"""
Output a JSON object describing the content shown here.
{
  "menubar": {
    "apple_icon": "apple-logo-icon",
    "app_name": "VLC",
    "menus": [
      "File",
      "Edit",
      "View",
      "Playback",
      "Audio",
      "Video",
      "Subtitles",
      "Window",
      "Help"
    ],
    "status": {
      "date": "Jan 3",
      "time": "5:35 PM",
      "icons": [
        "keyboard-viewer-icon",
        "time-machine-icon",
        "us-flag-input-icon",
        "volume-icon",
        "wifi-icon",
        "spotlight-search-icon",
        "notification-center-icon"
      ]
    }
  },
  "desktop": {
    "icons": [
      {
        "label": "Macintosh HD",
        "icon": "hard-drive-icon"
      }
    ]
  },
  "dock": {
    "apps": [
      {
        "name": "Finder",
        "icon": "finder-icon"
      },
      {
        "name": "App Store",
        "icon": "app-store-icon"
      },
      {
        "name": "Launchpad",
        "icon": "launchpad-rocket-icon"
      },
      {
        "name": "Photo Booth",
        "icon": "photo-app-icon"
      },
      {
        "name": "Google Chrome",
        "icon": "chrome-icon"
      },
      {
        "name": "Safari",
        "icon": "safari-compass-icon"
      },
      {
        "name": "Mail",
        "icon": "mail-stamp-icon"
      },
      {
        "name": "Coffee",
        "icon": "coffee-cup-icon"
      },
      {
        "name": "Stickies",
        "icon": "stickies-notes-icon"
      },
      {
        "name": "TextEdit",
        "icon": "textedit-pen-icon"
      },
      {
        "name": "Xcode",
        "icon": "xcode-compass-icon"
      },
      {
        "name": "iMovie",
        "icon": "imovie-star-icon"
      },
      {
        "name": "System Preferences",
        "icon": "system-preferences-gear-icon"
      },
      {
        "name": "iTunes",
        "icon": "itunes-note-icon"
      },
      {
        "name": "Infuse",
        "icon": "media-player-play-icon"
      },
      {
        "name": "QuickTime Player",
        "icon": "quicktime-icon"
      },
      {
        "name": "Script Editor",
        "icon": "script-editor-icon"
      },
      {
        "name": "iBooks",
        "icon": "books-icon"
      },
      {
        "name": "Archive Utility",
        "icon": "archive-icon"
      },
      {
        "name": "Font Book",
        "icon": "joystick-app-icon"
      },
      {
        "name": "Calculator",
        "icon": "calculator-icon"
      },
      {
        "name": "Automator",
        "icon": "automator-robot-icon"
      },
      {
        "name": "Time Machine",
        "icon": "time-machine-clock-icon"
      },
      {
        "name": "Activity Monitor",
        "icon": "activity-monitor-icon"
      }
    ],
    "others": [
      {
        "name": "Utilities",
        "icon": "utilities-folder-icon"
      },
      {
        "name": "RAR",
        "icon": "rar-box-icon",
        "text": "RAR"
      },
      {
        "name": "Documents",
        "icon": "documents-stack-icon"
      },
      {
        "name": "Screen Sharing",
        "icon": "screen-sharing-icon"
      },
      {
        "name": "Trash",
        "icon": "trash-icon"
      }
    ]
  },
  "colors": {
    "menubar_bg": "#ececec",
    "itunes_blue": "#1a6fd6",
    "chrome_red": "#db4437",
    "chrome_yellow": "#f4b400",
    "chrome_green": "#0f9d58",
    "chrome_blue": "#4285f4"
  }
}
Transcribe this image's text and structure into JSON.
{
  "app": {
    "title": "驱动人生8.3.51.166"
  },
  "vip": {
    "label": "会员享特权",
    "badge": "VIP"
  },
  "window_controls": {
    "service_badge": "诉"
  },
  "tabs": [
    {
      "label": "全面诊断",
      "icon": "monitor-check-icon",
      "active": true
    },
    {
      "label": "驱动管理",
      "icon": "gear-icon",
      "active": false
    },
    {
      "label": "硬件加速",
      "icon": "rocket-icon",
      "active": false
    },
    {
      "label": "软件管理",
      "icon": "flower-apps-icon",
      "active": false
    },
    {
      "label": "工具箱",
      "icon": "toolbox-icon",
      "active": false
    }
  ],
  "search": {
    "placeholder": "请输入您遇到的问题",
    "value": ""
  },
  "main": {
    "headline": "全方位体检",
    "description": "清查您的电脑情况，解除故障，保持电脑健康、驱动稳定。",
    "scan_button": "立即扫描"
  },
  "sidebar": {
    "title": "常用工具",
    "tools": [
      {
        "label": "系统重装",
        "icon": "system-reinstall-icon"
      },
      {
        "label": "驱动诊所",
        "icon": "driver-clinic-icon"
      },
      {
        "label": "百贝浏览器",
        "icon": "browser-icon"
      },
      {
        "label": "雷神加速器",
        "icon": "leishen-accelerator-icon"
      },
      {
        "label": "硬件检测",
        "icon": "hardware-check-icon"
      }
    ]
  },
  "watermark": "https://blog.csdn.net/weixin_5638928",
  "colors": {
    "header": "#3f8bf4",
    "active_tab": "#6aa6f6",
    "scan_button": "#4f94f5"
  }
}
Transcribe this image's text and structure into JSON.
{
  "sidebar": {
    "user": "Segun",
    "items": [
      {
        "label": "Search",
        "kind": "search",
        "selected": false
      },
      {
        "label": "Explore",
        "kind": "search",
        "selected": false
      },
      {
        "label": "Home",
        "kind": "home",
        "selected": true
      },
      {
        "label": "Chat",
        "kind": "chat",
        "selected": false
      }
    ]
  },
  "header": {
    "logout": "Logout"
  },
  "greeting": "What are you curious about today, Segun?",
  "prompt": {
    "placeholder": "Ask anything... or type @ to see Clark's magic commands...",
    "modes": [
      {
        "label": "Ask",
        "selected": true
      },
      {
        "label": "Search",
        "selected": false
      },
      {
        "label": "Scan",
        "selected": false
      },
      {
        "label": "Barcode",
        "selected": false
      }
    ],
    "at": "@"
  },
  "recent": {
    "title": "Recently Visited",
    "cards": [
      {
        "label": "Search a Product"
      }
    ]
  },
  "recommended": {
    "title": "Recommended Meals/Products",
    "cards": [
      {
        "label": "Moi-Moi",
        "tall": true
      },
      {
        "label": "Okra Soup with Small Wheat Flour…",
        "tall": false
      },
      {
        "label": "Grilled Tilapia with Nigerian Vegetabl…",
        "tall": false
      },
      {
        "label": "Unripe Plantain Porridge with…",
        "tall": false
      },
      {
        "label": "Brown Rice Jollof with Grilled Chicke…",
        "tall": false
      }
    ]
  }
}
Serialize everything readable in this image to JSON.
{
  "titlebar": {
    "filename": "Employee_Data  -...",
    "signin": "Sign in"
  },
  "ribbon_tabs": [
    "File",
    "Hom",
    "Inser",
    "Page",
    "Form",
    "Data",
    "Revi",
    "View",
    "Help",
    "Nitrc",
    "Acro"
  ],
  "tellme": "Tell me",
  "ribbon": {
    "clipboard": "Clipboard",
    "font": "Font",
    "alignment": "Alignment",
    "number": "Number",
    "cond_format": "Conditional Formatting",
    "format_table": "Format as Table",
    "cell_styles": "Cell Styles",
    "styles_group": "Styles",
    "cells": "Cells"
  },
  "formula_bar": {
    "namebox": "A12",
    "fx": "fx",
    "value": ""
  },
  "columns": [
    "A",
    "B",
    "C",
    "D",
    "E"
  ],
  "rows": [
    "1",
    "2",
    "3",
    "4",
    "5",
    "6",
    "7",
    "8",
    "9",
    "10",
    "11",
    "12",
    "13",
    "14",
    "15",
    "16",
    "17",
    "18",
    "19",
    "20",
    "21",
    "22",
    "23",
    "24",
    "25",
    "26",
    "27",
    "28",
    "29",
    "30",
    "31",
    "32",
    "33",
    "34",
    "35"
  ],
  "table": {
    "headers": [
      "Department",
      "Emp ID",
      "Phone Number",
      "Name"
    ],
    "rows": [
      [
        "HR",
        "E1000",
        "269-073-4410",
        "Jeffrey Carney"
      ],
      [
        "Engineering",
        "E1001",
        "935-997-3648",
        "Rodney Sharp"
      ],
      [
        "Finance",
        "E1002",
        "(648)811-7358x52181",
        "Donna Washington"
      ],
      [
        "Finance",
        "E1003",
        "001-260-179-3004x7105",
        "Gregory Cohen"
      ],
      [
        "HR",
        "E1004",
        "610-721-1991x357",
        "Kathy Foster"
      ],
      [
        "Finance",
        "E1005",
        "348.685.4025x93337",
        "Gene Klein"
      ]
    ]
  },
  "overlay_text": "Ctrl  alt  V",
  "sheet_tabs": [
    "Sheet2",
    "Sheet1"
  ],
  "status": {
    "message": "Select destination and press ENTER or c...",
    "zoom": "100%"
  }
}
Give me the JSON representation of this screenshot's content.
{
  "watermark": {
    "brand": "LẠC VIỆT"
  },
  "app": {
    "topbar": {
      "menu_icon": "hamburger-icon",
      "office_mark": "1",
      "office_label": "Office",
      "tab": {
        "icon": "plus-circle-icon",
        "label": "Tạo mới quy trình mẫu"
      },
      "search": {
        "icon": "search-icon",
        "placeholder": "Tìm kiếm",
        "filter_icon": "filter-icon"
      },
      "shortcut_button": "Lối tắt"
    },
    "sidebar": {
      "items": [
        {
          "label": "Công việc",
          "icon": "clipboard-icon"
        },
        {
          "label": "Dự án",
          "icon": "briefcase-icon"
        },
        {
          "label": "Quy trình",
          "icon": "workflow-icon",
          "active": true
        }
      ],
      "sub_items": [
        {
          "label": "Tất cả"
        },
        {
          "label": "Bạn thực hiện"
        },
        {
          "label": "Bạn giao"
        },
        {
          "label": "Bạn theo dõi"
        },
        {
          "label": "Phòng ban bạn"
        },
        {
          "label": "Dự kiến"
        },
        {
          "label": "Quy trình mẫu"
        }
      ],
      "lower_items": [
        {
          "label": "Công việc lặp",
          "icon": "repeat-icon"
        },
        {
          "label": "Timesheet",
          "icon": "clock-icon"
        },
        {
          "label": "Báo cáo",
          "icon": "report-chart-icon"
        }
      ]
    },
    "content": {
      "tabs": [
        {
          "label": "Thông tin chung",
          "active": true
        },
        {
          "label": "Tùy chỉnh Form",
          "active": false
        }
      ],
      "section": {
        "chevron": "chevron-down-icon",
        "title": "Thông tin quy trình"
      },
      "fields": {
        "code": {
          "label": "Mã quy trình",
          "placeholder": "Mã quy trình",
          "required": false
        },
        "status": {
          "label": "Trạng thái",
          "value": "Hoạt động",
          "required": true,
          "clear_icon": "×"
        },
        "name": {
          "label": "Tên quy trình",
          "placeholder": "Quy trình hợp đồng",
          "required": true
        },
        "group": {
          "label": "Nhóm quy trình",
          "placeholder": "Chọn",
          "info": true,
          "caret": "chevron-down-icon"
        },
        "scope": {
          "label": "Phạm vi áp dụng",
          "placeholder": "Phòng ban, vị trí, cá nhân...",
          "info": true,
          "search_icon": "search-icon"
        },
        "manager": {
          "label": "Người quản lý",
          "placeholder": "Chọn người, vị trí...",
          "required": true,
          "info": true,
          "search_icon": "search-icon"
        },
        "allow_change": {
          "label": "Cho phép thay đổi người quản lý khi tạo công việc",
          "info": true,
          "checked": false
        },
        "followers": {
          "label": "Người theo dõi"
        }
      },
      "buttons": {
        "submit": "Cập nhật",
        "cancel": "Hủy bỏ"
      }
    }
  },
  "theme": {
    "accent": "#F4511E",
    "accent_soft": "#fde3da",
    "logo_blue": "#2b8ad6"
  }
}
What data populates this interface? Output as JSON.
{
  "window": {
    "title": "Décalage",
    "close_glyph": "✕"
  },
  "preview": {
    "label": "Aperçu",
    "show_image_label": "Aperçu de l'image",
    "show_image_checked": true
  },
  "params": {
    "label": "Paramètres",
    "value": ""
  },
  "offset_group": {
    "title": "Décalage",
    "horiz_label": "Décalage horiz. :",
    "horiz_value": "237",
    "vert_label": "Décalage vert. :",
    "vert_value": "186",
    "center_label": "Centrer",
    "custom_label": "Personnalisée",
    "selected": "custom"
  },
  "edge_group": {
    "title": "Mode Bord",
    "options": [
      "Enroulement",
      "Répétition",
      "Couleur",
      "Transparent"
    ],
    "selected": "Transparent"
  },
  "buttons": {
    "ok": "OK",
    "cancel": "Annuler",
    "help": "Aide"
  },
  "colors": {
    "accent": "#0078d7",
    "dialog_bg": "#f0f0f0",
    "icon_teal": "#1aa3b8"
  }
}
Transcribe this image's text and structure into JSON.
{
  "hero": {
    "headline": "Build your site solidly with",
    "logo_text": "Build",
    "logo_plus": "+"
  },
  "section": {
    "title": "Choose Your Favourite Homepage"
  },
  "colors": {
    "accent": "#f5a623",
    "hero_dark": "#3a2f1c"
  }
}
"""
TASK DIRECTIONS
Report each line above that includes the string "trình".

RESPONSE TO THIS TASK
        "label": "Tạo mới quy trình mẫu"
          "label": "Quy trình",
          "label": "Quy trình mẫu"
        "title": "Thông tin quy trình"
          "label": "Mã quy trình",
          "placeholder": "Mã quy trình",
          "label": "Tên quy trình",
          "placeholder": "Quy trình hợp đồng",
          "label": "Nhóm quy trình",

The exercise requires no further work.